We Play Wax launched on November 1, 2013, as an online musical exhibition dedicated to the most enduring audio medium of all time: vinyl. In less than two years, WPW has grown steadily from its humble origins as a casual record reviews site to a more robust, fully realized page – replete with in-depth artist interviews and a monthly podcast – that has also expanded into streaming radio and occasional event production. This June, WPW takes the next big step towards world club domination with a long-planned and carefully-crafted vinyl release.
Dropping on the first day of summer, 'In the Beginning' is WPW the label’s debut, one that joins together two highly creative producers for a custom-designed, DJ-friendly 12” that sees both artists remixing one other’s original tracks.
Known for the deep, analogue, modern house characteristics of his south Italian heritage, Giovanni Damico opens the release with ‘Satellite’, a rich blend of acoustic percussions, strummed strings, caressing synths, and glistening melodies. The special guest featured is Chicago’s Keter Darker whose warm, saturated, spoken word vocals add a strong narrative element to the track. Tomson, Manchester’s finest house head, smooths things out with his dance-ready version, enhanced with a flowing stream of celestial synth strings, effervescent pads, thick basslines, and steady kicks, hats, and claps. As you’d expect, Keter’s warm, human touch carries through from the original, his storytelling as evocative as ever.

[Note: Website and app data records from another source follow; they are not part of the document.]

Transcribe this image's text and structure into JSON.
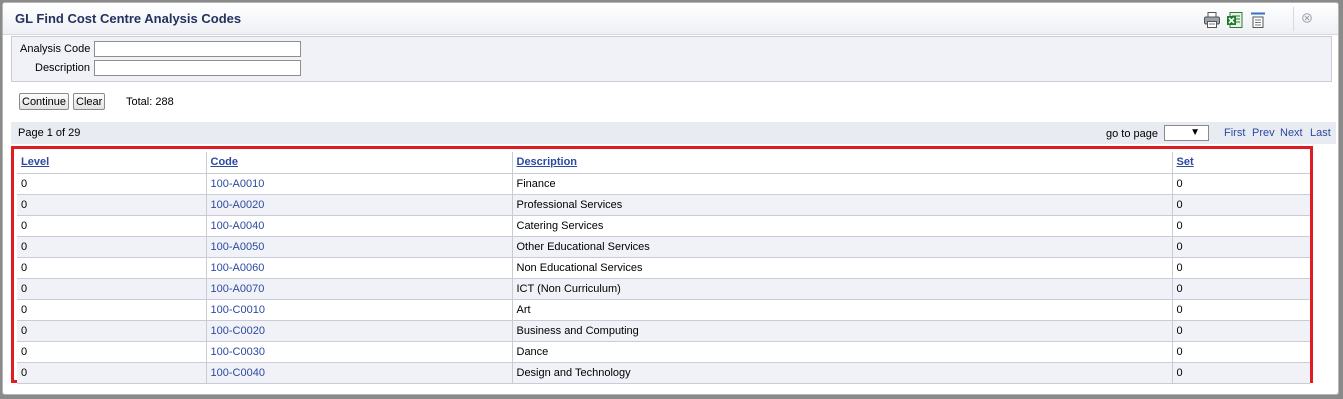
{
  "window": {
    "title": "GL Find Cost Centre Analysis Codes"
  },
  "toolbar": {
    "icons": [
      "print-icon",
      "excel-icon",
      "export-icon",
      "close-icon"
    ]
  },
  "filters": {
    "analysis_code_label": "Analysis Code",
    "analysis_code_value": "",
    "description_label": "Description",
    "description_value": ""
  },
  "actions": {
    "continue_label": "Continue",
    "clear_label": "Clear",
    "total_text": "Total: 288"
  },
  "pager": {
    "page_info": "Page 1 of 29",
    "goto_label": "go to page",
    "goto_arrow": "▼",
    "first": "First",
    "prev": "Prev",
    "next": "Next",
    "last": "Last"
  },
  "table": {
    "columns": [
      "Level",
      "Code",
      "Description",
      "Set"
    ],
    "rows": [
      {
        "level": "0",
        "code": "100-A0010",
        "description": "Finance",
        "set": "0"
      },
      {
        "level": "0",
        "code": "100-A0020",
        "description": "Professional Services",
        "set": "0"
      },
      {
        "level": "0",
        "code": "100-A0040",
        "description": "Catering Services",
        "set": "0"
      },
      {
        "level": "0",
        "code": "100-A0050",
        "description": "Other Educational Services",
        "set": "0"
      },
      {
        "level": "0",
        "code": "100-A0060",
        "description": "Non Educational Services",
        "set": "0"
      },
      {
        "level": "0",
        "code": "100-A0070",
        "description": "ICT (Non Curriculum)",
        "set": "0"
      },
      {
        "level": "0",
        "code": "100-C0010",
        "description": "Art",
        "set": "0"
      },
      {
        "level": "0",
        "code": "100-C0020",
        "description": "Business and Computing",
        "set": "0"
      },
      {
        "level": "0",
        "code": "100-C0030",
        "description": "Dance",
        "set": "0"
      },
      {
        "level": "0",
        "code": "100-C0040",
        "description": "Design and Technology",
        "set": "0"
      }
    ]
  },
  "colors": {
    "title": "#23325e",
    "link": "#2b4aa0",
    "highlight_border": "#e01b22"
  }
}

The flipside starts on an energetic note, courtesy of Tomson, whom we just met. ‘The Nod’ is a relentless journey through tight kicks, swinging percussion, groovy bass synths, playful keys, and magnificent pads. The icing on the cake comes in the form of some clever cutting and sampling of Lauryn Hill’s wisdom speech from the turn of this millennium. Taking it a couples notches deeper, Giovanni Damico concludes the inaugural release with his enthralling take on Tomson’s original. Employing the creative use of sustained pads, oscillating synths and eerie melodies, and delaying the vocals and looping certain percussion elements, Giovanni skillfully raises tension to yield an ideal late-night crowd-pleaser.